by Joe Walker
Lumidee is back with a sophomore album that’s not extraordinary, but is listenable. Teamed with Tony Sunshine, they "She’s Like The Wind" a modern makeover. On "Feel Like Making Love", Lumidee and Shaggy bring Roberta Flack’s classic back to life. And she stays true to her Harlem hip-hop roots, teaming with Jim Jones ("I’m Up"), Noreaga ("You Got Me") and label mate Pitbull on the Lenky-produced "Krazy". Lumidee, now a little older and mature, should have gotten more into her Puerto Rican roots instead of many of today’s current trends and styles though. This record still has potential of great expectations.

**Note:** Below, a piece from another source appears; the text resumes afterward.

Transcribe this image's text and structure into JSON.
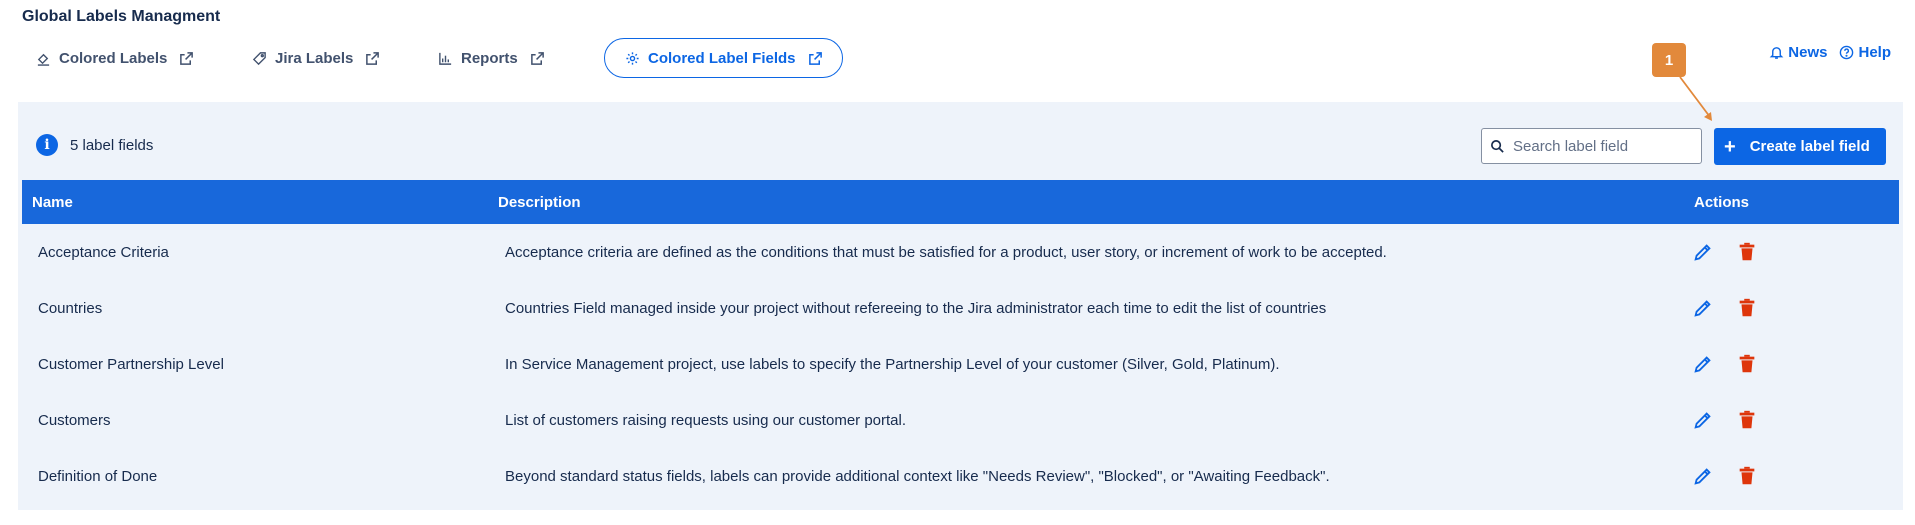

Macy Gray was once said to be the future of soul music. She never lived up to the hype, riding newfound fame as a character instead using her exposure to push the envelope of her genre. This time around she sing for respect, trading her cartoonishness, and afro, for something more ladylike. Her gruff voiced tones and squawks are controlled now, on "Finally Made Me Happy" she sound like a nightclub jazz legend. Not neglecting the hip-hop heads that’ve supported her throughout, she and Nas do chicken right on the feathered "Ghetto Love".
B’Day Deluxe Edition
After the creative, yet unoriginal and weightless first draft of Beyonce’s much anticipated sophomore album, she returns to the lab to add more seasonings to this dish. While short and mostly up-tempo originally, the new edition slows it down a bit. The tracks here are also rearranged for better flow from start to finish. High-energy opener "Déjà vu" comes later now, replaced by "Beautiful Liar" – which is followed by "Irreplaceable". Closing with power ballad "Listen" gives B’Day a proper anchor; overall the album is how it should have been to begin with.
Introducing Joss Stone
Here on Joss Stone’s latest album, ones are introduced to her well-rounded ability, and her colorful, compassionate personality. Re-teamed with long time collaborator, producer Raphael Saadiq, the two mix many layered instruments with doo-wop background vocals. Check out "Bruised Not Broken" and "Music" featuring Lauryn Hill. Though categorized as a soul singer, Joss Stone proves she can also do rock, disco and R&B just as well. Her previous work showcased the strength of her voice; this LP showcases her depth.